According to a December 2010 International Monetary Fund Working Paper entitled “Are House Prices Rising Too Fast in China?”, “real estate investment now accounts for…around 9 percent of (China’s) GDP”. Real estate is a sizable subcomponent of construction.
There are some good reasons why China’s percentage of GDP constituted by construction should be higher than that of the world as a whole.
- China is a developing nation. Developing nations need to build the infrastructure upon which they can become developed nations. One of the reasons for China’s greater GDP growth rates in comparison to other developing nations is its better infrastructure.
- China’s post-economic-crisis $586 billion stimulus package was, by far, mostly construction-oriented. This package significantly increased 2009 and 2010 construction spending.
- A lot of Chinese housing from the past is of very poor quality. Residents of China have a very strong bias toward new, versus existing, housing.

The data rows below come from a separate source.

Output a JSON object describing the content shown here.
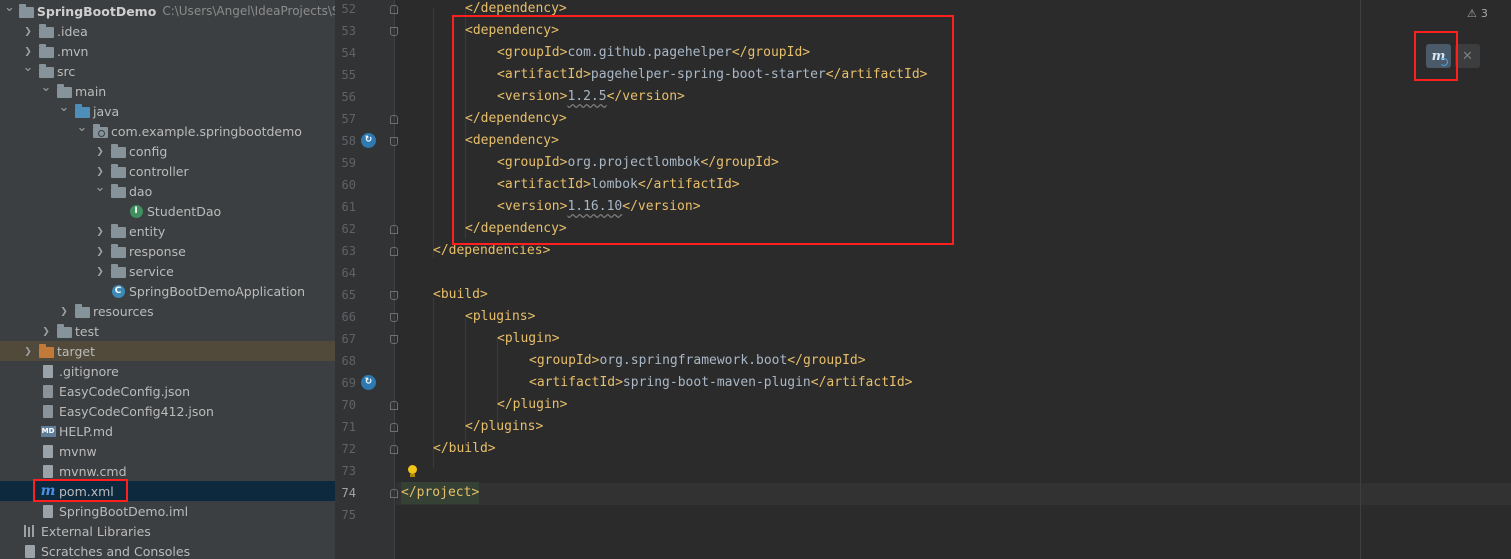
{
  "project": {
    "root_name": "SpringBootDemo",
    "root_path": "C:\\Users\\Angel\\IdeaProjects\\Sp",
    "items": [
      {
        "label": ".idea"
      },
      {
        "label": ".mvn"
      },
      {
        "label": "src"
      },
      {
        "label": "main"
      },
      {
        "label": "java"
      },
      {
        "label": "com.example.springbootdemo"
      },
      {
        "label": "config"
      },
      {
        "label": "controller"
      },
      {
        "label": "dao"
      },
      {
        "label": "StudentDao"
      },
      {
        "label": "entity"
      },
      {
        "label": "response"
      },
      {
        "label": "service"
      },
      {
        "label": "SpringBootDemoApplication"
      },
      {
        "label": "resources"
      },
      {
        "label": "test"
      },
      {
        "label": "target"
      },
      {
        "label": ".gitignore"
      },
      {
        "label": "EasyCodeConfig.json"
      },
      {
        "label": "EasyCodeConfig412.json"
      },
      {
        "label": "HELP.md"
      },
      {
        "label": "mvnw"
      },
      {
        "label": "mvnw.cmd"
      },
      {
        "label": "pom.xml"
      },
      {
        "label": "SpringBootDemo.iml"
      },
      {
        "label": "External Libraries"
      },
      {
        "label": "Scratches and Consoles"
      }
    ],
    "md_badge": "MD"
  },
  "editor": {
    "line_numbers": [
      "52",
      "53",
      "54",
      "55",
      "56",
      "57",
      "58",
      "59",
      "60",
      "61",
      "62",
      "63",
      "64",
      "65",
      "66",
      "67",
      "68",
      "69",
      "70",
      "71",
      "72",
      "73",
      "74",
      "75"
    ],
    "lines": [
      {
        "tag_open": "</dependency>",
        "text": "",
        "tag_close": "",
        "text_wavy": ""
      },
      {
        "tag_open": "<dependency>",
        "text": "",
        "tag_close": "",
        "text_wavy": ""
      },
      {
        "tag_open": "<groupId>",
        "text": "com.github.pagehelper",
        "tag_close": "</groupId>",
        "text_wavy": ""
      },
      {
        "tag_open": "<artifactId>",
        "text": "pagehelper-spring-boot-starter",
        "tag_close": "</artifactId>",
        "text_wavy": ""
      },
      {
        "tag_open": "<version>",
        "text": "",
        "tag_close": "</version>",
        "text_wavy": "1.2.5"
      },
      {
        "tag_open": "</dependency>",
        "text": "",
        "tag_close": "",
        "text_wavy": ""
      },
      {
        "tag_open": "<dependency>",
        "text": "",
        "tag_close": "",
        "text_wavy": ""
      },
      {
        "tag_open": "<groupId>",
        "text": "org.projectlombok",
        "tag_close": "</groupId>",
        "text_wavy": ""
      },
      {
        "tag_open": "<artifactId>",
        "text": "lombok",
        "tag_close": "</artifactId>",
        "text_wavy": ""
      },
      {
        "tag_open": "<version>",
        "text": "",
        "tag_close": "</version>",
        "text_wavy": "1.16.10"
      },
      {
        "tag_open": "</dependency>",
        "text": "",
        "tag_close": "",
        "text_wavy": ""
      },
      {
        "tag_open": "</dependencies>",
        "text": "",
        "tag_close": "",
        "text_wavy": ""
      },
      {
        "tag_open": "",
        "text": "",
        "tag_close": "",
        "text_wavy": ""
      },
      {
        "tag_open": "<build>",
        "text": "",
        "tag_close": "",
        "text_wavy": ""
      },
      {
        "tag_open": "<plugins>",
        "text": "",
        "tag_close": "",
        "text_wavy": ""
      },
      {
        "tag_open": "<plugin>",
        "text": "",
        "tag_close": "",
        "text_wavy": ""
      },
      {
        "tag_open": "<groupId>",
        "text": "org.springframework.boot",
        "tag_close": "</groupId>",
        "text_wavy": ""
      },
      {
        "tag_open": "<artifactId>",
        "text": "spring-boot-maven-plugin",
        "tag_close": "</artifactId>",
        "text_wavy": ""
      },
      {
        "tag_open": "</plugin>",
        "text": "",
        "tag_close": "",
        "text_wavy": ""
      },
      {
        "tag_open": "</plugins>",
        "text": "",
        "tag_close": "",
        "text_wavy": ""
      },
      {
        "tag_open": "</build>",
        "text": "",
        "tag_close": "",
        "text_wavy": ""
      },
      {
        "tag_open": "",
        "text": "",
        "tag_close": "",
        "text_wavy": ""
      },
      {
        "tag_open": "</project>",
        "text": "",
        "tag_close": "",
        "text_wavy": ""
      },
      {
        "tag_open": "",
        "text": "",
        "tag_close": "",
        "text_wavy": ""
      }
    ],
    "warnings_count": "3",
    "maven_reload_icon": "m",
    "close_icon": "✕"
  },
  "colors": {
    "tag": "#e8bf6a",
    "text": "#a9b7c6",
    "highlight_box": "#ff1f1f"
  }
}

Adjusting downward to eliminate the affect of the stimulus package, China’s construction percentage of GDP appears to be about 18%, versus a world percentage of about 12%. Also, China is a developing nation and has a very strong bias toward new housing. When analysis is done and discussions take place involving whether China’s construction spending is too great, it should occur in this kind of a context. Anyone stating figures like 70% or 53.1% of GDP for China’s construction should be put on Ignore. You may not have a message board option which enables you to do this, but there is always the Ignore button in your head available for use.